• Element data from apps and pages
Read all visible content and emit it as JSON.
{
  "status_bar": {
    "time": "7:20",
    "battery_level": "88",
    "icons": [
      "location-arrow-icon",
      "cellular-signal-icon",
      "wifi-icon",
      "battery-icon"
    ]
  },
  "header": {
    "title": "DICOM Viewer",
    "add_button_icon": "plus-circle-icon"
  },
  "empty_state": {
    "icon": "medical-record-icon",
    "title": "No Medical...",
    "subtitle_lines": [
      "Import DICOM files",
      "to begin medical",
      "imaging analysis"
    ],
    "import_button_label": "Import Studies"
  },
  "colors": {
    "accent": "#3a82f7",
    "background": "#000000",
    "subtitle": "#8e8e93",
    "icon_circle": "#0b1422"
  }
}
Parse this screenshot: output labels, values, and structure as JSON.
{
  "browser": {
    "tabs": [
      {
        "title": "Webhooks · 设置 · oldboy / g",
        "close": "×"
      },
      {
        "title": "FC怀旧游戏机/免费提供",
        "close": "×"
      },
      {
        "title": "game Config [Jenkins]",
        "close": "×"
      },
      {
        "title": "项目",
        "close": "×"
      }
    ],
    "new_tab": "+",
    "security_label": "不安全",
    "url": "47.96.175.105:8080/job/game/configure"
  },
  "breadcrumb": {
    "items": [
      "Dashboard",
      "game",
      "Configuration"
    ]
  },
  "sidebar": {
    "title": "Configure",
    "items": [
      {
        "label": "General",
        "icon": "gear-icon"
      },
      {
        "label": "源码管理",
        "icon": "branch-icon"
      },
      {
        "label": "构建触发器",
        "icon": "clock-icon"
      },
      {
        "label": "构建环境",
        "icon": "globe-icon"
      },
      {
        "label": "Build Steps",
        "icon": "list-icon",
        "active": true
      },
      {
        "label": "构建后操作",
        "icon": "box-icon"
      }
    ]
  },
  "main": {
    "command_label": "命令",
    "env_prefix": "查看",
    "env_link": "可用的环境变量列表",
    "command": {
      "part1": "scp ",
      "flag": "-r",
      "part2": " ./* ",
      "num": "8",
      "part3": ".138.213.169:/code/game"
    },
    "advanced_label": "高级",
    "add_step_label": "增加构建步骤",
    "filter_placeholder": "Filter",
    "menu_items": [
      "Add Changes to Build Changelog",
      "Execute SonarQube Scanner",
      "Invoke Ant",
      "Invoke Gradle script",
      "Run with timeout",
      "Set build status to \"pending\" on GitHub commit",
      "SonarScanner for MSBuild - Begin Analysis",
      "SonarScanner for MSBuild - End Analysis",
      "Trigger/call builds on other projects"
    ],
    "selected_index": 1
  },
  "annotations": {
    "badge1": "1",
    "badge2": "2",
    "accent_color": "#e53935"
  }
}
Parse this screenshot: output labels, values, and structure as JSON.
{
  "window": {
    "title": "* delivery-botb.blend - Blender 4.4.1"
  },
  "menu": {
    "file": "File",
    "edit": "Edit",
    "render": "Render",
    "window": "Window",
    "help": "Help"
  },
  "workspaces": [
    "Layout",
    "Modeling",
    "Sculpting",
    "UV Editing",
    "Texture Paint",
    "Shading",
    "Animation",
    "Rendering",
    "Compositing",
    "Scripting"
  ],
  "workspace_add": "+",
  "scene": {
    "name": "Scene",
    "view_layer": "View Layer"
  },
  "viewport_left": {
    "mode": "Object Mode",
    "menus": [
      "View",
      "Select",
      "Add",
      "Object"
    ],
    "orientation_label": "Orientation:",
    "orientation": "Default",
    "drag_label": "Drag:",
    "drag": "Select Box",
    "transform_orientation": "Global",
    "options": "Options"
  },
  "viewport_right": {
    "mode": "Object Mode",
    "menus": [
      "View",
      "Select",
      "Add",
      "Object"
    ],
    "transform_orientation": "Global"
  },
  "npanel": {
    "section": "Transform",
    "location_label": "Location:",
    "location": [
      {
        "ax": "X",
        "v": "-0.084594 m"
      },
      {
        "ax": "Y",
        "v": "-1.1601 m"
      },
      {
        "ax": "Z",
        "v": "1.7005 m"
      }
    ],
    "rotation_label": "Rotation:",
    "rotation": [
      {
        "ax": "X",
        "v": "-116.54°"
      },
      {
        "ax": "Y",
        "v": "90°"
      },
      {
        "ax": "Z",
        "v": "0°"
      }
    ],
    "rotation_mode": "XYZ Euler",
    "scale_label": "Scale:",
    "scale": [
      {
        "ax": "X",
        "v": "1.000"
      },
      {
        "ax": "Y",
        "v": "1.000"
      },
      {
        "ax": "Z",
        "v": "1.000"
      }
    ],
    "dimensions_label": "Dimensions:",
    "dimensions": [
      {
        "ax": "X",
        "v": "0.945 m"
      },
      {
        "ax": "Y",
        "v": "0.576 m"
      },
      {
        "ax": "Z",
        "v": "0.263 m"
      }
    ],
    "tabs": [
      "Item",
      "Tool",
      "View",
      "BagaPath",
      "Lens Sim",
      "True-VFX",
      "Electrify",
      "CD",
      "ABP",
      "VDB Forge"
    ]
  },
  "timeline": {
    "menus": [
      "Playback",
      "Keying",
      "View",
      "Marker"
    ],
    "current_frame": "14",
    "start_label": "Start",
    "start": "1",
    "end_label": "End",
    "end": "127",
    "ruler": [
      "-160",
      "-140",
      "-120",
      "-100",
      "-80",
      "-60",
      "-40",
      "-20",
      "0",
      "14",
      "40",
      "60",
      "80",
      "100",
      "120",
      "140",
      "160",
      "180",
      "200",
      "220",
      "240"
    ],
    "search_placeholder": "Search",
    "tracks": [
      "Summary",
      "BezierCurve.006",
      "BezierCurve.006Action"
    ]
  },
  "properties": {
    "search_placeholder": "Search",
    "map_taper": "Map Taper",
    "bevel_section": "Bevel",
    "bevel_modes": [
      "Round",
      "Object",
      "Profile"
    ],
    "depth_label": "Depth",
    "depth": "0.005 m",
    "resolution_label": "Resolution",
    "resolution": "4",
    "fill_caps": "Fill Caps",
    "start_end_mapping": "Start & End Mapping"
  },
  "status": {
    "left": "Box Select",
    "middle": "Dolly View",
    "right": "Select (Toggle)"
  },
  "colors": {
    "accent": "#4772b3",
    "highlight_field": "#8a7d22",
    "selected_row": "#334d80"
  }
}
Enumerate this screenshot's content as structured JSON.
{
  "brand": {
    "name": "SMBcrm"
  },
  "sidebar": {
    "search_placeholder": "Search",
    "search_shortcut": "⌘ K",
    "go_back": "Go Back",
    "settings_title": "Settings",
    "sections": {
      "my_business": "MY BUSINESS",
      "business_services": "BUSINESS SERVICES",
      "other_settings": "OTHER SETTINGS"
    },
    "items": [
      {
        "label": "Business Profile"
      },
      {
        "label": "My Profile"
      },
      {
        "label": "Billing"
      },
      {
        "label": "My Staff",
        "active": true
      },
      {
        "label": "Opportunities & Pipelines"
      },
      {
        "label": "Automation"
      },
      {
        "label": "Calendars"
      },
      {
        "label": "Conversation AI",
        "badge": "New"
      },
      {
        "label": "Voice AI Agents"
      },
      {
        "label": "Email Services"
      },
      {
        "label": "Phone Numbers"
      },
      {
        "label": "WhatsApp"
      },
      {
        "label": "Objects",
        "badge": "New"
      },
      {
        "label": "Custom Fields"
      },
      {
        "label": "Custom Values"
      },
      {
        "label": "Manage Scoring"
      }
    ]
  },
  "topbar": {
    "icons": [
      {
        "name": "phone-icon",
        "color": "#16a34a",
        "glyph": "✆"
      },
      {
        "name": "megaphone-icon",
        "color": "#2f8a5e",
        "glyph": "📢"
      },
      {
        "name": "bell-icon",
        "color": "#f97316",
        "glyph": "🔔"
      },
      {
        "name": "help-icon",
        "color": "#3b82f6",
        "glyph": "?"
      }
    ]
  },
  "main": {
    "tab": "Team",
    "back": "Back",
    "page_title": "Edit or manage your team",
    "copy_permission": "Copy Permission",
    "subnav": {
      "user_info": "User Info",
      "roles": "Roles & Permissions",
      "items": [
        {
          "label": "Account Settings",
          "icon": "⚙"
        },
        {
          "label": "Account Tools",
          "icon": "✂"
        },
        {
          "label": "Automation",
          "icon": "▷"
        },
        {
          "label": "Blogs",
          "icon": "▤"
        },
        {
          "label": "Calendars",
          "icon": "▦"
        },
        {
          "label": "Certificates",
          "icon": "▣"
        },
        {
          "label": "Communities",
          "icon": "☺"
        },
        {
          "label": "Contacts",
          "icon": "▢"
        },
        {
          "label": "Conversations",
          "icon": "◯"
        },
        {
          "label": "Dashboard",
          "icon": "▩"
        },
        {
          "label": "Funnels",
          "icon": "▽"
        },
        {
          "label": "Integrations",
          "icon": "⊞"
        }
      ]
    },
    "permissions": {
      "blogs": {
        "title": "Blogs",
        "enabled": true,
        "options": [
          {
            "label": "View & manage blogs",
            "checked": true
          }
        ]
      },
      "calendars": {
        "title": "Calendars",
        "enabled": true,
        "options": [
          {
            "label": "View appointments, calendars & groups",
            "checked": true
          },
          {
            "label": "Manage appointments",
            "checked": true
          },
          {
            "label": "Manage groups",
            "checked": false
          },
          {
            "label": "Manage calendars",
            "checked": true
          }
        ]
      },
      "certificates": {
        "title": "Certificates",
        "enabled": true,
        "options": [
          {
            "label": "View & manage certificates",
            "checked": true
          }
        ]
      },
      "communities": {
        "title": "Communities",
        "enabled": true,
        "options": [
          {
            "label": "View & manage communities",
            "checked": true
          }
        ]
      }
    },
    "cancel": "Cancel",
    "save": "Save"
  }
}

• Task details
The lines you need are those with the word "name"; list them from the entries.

• Response box
    "name": "Scene",
    "name": "SMBcrm"
        "name": "phone-icon",
        "name": "megaphone-icon",
        "name": "bell-icon",
        "name": "help-icon",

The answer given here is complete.